Once we are convinced that a leader has authority, we must follow him or her. Our words must support our leaders, and our acts must align with their priorities. Whether or not we like our boss, our governor, or our president, we must pray for him or her. Insofar as leaders have authority over us, we must follow them. In Romans 13 Paul taught that Christians should obey those placed in authority over them. The only exception is when a leader says or does something which is clearly against the will of God. In that case, Christians must disobey the leader and face the consequences (Acts 5:29).
Christians should be slow in giving their loyalty to others, but slower in taking it away. There is no perfect leader on the earth, and we should expect none. There is also no perfect follower. Sometimes leaders make mistakes, and sometimes they intentionally do wrong. Sometimes followers misinterpret a leader’s action as a mistake or an intentional wrong when in reality it was the best that anyone could have done in that situation. Sometimes leaders do the same vis a vis their followers. Rather than discard relationships like yesterday’s newspapers, followers of Christ must show grace towards one another and stay together unless it becomes impossible to do otherwise.
How do we wield authority?
Everyone has to be a follower at some point in life, and everyone has to be a leader. Whether a garbage man or a general, a homemaker or a high ranking bureaucrat, everyone follows someone and everyone leads someone.
As God is the ultimate source of authority and will remove it eventually from everyone who misuses it, the way to wield authority is to do so as God does.

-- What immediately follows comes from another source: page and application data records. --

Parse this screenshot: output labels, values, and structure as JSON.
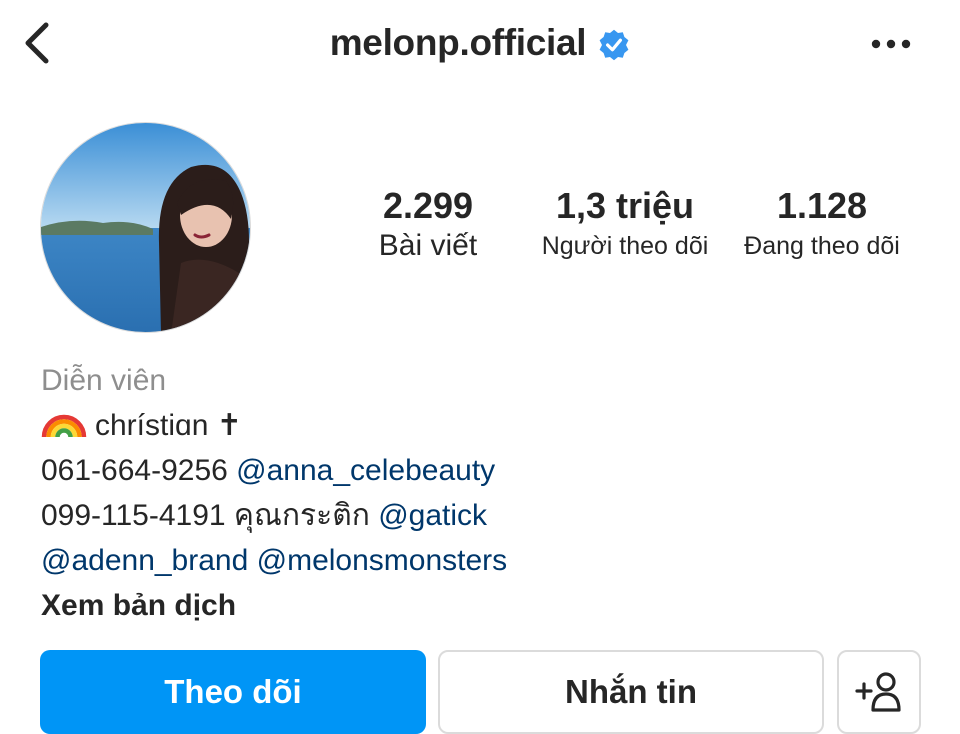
{
  "header": {
    "username": "melonp.official",
    "verified": true,
    "back_icon": "chevron-left-icon",
    "more_icon": "more-horizontal-icon"
  },
  "profile": {
    "avatar": "profile-photo",
    "stats": {
      "posts_count": "2.299",
      "posts_label": "Bài viết",
      "followers_count": "1,3 triệu",
      "followers_label": "Người theo dõi",
      "following_count": "1.128",
      "following_label": "Đang theo dõi"
    }
  },
  "bio": {
    "category": "Diễn viên",
    "line1_text": "chrístiɑn ✝",
    "line2_phone": "061-664-9256",
    "line2_mention": "@anna_celebeauty",
    "line3_text": "099-115-4191 คุณกระติก",
    "line3_mention": "@gatick",
    "line4_mention1": "@adenn_brand",
    "line4_mention2": "@melonsmonsters",
    "translate": "Xem bản dịch"
  },
  "actions": {
    "follow_label": "Theo dõi",
    "message_label": "Nhắn tin",
    "suggest_icon": "add-person-icon"
  },
  "colors": {
    "primary_blue": "#0095f6",
    "mention_blue": "#00376b",
    "verified_blue": "#3897f0",
    "text": "#262626",
    "secondary_text": "#8e8e8e",
    "border": "#dbdbdb"
  }
}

Jesus had the power of the Almighty, even over life and death, and yet He used it to bless others. He fed the hungry, healed the sick, taught the confused, forgave the sinners and raised the dead. While our power is limited, we must do the same. God never gives power so that a man can enrich himself; He always empowers someone to accomplish His work.
Therefore, leaders must wield authority with character – the fruits of the Spirit. We must demonstrate love, joy, peace, patience, kindness, goodness, faithfulness, gentleness, and self-control in all of our actions. Sometimes I give money to the needy, an act of authority since God has provided me enough money to give. However if I remind the receivers of my largesse towards them, I am not wielding my authority properly.
Whether a leader’s authority is based on their knowledge, experience, position, or (more likely) a combination of these, they must also wield their authority in such a way as to produce good and enduring results. Good intentions do not equal good results, as President Ulysses S. Grant realized. An executive might throw open the doors of her hospital and provide free care for all comers, but bankrupt the hospital in a few months. She exercised authority but not in a way that produced enduring good results.
Authority, the power or right to direct or control someone or something, is a great mystery. To varying extents everyone wants it, everyone needs it, and no one wants others to have it over them. God holds all authority and dispenses it to men for a time as He sees fit. Authority comes from God through what a man is (character), what he can do (training, experience), and what resources he controls (wealth, position). Christians must question authority, follow authority, and wield authority for the glory of the Lord and the good of others. We must never wield it for our own selfish good.
 Annual Message to Congress 1862 — Concluding Remarks, http://www.abrahamlincolnonline.org/lincoln/speeches/congress.htm